#### What the exercise asks
Pull every line with "banner" from the entries below.

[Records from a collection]
□ □ □ □ □

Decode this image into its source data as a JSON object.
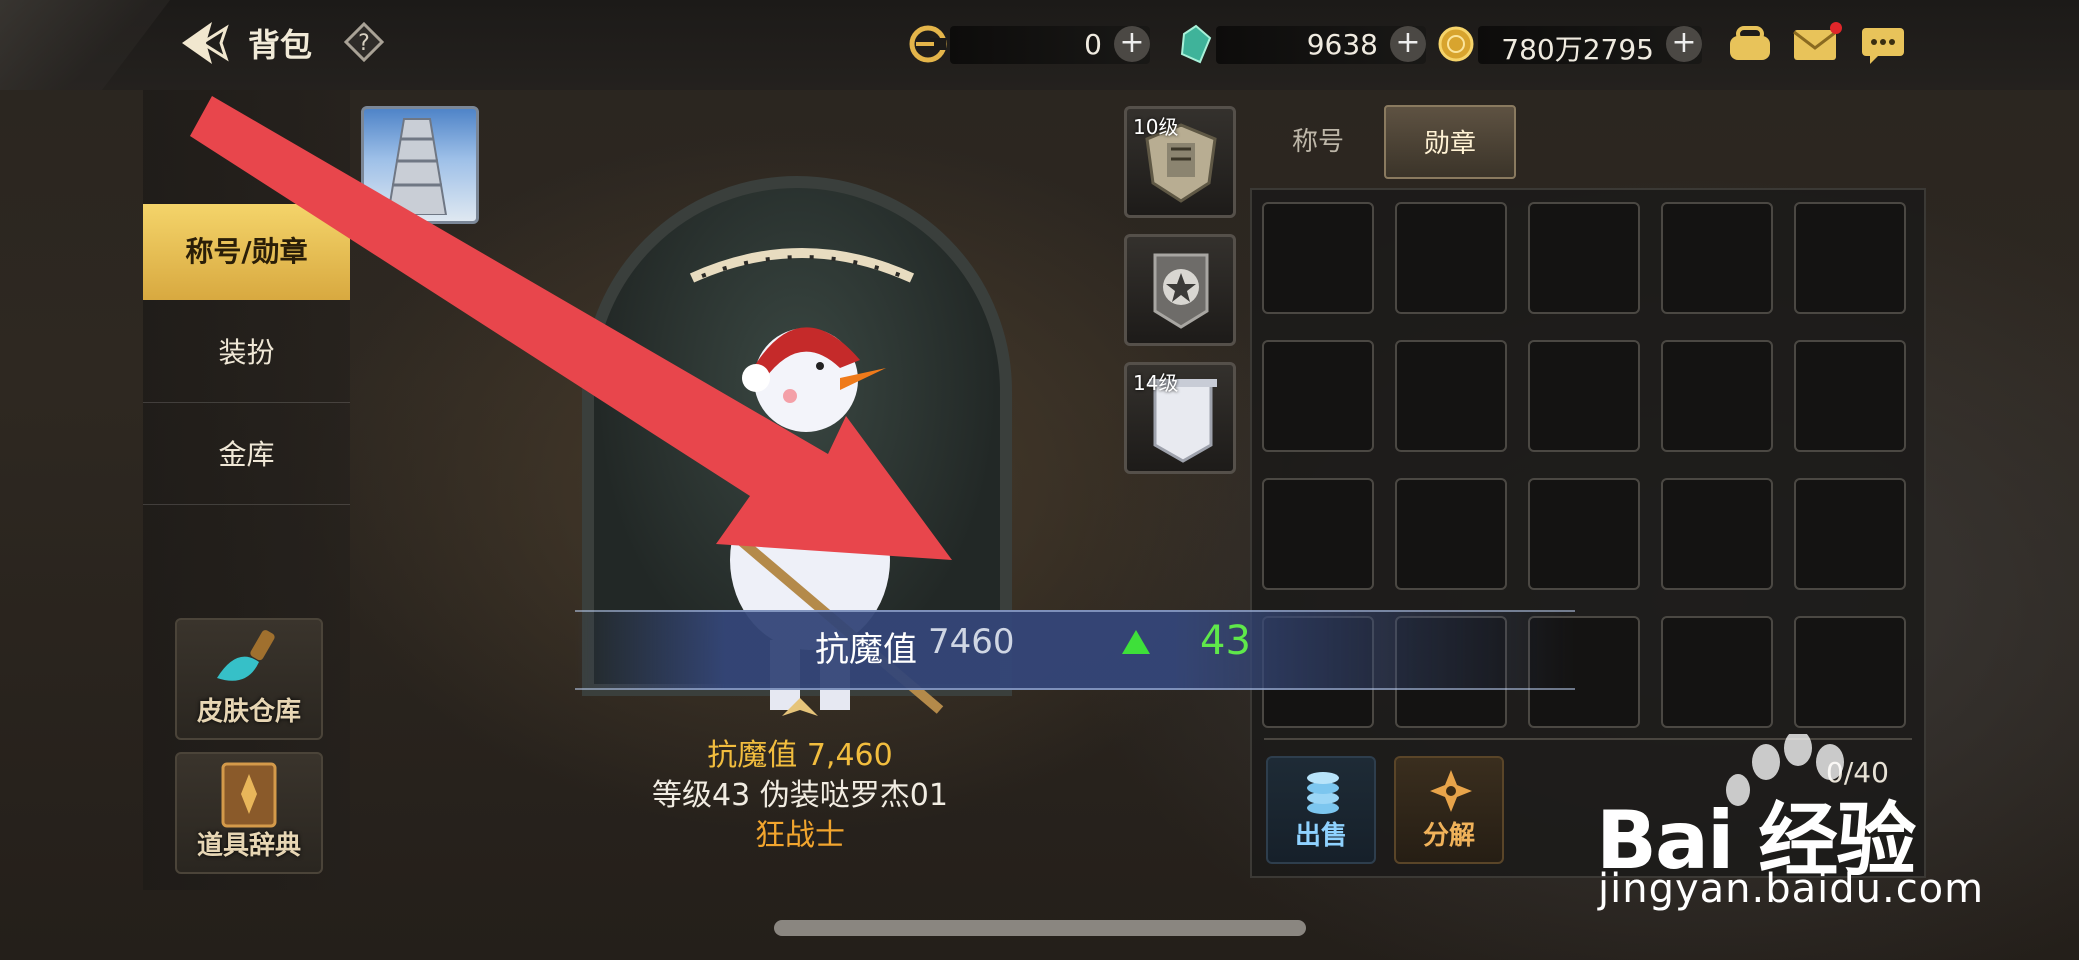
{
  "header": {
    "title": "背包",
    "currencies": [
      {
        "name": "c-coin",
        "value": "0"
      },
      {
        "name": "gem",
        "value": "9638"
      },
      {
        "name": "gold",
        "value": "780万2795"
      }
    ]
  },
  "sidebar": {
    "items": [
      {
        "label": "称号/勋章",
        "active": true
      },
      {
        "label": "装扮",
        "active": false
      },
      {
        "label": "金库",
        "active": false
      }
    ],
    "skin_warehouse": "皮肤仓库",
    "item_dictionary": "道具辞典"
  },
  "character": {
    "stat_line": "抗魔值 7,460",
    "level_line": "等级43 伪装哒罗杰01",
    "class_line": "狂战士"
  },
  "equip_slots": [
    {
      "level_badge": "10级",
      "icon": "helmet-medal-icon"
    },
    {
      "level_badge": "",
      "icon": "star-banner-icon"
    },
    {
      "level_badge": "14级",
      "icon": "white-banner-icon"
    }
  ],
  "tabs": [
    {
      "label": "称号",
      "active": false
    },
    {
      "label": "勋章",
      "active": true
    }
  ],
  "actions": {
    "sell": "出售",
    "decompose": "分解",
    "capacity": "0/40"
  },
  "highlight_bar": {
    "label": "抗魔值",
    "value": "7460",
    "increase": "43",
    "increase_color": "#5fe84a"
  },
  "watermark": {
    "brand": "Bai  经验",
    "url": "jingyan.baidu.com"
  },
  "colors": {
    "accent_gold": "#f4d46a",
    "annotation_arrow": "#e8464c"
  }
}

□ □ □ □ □

#### Solved problem
      "icon": "star-banner-icon"
      "icon": "white-banner-icon"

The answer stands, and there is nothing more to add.